Data shown:
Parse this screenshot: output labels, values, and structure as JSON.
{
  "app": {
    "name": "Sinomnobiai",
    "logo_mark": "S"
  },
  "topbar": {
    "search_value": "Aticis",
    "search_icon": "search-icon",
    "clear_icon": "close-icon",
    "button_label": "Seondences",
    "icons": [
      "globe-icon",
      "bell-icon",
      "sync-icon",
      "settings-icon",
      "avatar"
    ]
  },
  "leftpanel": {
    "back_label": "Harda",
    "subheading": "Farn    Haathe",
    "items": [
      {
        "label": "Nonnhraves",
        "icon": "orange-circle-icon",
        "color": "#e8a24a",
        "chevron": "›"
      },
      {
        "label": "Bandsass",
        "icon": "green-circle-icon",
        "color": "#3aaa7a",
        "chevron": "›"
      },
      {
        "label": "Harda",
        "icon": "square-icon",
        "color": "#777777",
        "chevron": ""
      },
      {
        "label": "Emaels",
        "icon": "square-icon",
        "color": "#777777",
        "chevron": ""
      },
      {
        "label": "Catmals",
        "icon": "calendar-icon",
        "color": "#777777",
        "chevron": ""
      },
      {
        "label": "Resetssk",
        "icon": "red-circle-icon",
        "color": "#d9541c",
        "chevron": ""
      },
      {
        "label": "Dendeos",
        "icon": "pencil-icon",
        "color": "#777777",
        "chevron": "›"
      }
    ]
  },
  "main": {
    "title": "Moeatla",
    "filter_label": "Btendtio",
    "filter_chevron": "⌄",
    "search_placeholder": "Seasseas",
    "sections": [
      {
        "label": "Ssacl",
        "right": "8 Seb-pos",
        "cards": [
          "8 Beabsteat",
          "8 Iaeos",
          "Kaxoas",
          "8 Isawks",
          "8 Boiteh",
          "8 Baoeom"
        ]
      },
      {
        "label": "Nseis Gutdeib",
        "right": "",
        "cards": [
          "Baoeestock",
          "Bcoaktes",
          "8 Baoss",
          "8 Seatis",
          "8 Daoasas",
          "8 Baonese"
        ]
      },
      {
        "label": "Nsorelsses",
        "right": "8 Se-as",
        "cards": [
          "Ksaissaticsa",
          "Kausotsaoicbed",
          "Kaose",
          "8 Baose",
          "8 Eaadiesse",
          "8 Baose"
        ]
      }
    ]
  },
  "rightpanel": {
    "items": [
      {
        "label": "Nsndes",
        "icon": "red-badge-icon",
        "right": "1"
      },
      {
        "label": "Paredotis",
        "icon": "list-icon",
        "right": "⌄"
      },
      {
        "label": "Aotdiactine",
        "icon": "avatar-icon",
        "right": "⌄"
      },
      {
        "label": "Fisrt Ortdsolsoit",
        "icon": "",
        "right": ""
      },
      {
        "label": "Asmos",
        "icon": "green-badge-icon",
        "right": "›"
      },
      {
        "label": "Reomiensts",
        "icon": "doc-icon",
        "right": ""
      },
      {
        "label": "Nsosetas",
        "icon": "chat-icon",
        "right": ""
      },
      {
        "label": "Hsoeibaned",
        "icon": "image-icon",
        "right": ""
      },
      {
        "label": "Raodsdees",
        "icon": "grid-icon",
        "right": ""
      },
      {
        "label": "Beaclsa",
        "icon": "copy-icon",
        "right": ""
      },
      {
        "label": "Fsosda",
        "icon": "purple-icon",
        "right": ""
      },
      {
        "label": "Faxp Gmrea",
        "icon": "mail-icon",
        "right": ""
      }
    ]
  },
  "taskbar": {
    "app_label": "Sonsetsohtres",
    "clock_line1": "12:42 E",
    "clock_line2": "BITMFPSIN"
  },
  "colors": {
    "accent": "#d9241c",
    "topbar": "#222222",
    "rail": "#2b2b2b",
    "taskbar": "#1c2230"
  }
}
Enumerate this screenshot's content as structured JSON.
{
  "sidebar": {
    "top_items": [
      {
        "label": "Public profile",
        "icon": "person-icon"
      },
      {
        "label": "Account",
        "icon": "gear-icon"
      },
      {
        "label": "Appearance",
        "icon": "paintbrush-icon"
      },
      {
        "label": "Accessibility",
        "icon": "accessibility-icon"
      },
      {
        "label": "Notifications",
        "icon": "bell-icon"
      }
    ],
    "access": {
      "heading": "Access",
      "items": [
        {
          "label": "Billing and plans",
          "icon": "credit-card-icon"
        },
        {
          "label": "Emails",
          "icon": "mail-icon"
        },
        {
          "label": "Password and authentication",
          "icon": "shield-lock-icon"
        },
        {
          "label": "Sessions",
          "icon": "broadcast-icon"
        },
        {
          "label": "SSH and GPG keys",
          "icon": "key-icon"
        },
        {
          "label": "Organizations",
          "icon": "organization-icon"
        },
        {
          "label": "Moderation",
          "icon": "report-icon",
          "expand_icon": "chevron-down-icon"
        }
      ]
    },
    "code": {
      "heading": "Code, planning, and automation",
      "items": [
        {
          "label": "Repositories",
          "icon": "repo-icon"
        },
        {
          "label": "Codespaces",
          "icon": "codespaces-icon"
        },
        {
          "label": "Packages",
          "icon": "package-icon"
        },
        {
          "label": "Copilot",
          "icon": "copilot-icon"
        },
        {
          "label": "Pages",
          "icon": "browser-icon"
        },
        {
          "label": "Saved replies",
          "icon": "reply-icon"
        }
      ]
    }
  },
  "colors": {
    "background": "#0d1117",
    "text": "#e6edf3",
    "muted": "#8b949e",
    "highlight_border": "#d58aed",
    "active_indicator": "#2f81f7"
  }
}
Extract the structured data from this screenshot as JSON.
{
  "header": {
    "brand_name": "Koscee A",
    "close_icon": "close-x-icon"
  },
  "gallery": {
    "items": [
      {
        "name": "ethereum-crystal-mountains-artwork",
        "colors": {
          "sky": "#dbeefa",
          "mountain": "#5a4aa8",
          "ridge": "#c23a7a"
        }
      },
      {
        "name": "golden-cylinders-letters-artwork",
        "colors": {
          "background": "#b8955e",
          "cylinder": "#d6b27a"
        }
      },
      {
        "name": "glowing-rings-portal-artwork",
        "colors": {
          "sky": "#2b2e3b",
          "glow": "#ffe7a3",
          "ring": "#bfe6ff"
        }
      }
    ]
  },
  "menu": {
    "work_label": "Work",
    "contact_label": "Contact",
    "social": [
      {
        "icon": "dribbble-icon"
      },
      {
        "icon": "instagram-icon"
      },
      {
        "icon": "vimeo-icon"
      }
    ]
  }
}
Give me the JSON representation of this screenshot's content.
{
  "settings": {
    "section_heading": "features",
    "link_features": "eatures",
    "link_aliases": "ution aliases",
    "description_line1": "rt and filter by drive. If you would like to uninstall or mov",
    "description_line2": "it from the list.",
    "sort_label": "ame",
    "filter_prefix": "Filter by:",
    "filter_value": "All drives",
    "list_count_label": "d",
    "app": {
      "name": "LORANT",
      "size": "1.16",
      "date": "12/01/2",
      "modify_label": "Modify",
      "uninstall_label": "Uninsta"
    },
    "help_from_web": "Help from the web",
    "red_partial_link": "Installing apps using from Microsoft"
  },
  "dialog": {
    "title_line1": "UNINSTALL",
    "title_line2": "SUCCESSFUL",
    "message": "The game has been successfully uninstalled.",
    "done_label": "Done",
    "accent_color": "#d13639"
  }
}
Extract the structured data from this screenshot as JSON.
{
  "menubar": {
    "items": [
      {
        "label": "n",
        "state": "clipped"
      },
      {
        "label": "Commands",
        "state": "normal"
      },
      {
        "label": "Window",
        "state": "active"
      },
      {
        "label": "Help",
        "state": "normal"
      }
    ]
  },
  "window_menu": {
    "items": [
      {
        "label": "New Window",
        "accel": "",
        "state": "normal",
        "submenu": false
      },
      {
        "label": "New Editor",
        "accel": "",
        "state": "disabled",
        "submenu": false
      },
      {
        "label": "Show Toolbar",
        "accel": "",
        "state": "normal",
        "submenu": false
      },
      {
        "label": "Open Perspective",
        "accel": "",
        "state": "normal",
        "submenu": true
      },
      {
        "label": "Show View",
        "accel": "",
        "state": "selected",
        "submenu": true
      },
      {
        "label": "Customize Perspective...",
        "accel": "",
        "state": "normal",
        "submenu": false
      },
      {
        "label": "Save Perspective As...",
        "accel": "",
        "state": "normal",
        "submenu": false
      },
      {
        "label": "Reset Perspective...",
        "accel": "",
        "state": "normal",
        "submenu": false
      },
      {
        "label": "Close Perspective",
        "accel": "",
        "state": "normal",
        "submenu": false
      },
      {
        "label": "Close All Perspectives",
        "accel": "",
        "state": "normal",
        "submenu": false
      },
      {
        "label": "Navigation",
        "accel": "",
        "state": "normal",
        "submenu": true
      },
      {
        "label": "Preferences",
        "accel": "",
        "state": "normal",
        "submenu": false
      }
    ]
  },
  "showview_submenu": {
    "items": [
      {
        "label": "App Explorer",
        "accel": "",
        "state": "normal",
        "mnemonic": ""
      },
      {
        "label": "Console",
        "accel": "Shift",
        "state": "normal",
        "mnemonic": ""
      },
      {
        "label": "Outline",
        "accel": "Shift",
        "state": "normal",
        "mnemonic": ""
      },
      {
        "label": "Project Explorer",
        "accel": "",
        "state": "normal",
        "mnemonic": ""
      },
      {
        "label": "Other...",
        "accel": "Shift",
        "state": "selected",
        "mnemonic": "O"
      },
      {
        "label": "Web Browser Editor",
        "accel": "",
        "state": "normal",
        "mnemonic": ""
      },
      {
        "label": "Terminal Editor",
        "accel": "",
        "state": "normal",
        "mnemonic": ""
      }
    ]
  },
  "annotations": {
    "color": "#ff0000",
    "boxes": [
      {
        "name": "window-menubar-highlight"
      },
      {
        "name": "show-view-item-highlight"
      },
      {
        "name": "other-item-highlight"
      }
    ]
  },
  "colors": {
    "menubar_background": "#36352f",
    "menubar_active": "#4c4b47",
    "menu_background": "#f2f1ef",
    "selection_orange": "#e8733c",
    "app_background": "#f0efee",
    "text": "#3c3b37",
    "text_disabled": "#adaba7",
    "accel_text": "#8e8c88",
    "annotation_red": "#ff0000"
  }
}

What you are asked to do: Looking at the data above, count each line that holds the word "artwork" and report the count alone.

Result of this exercise: 3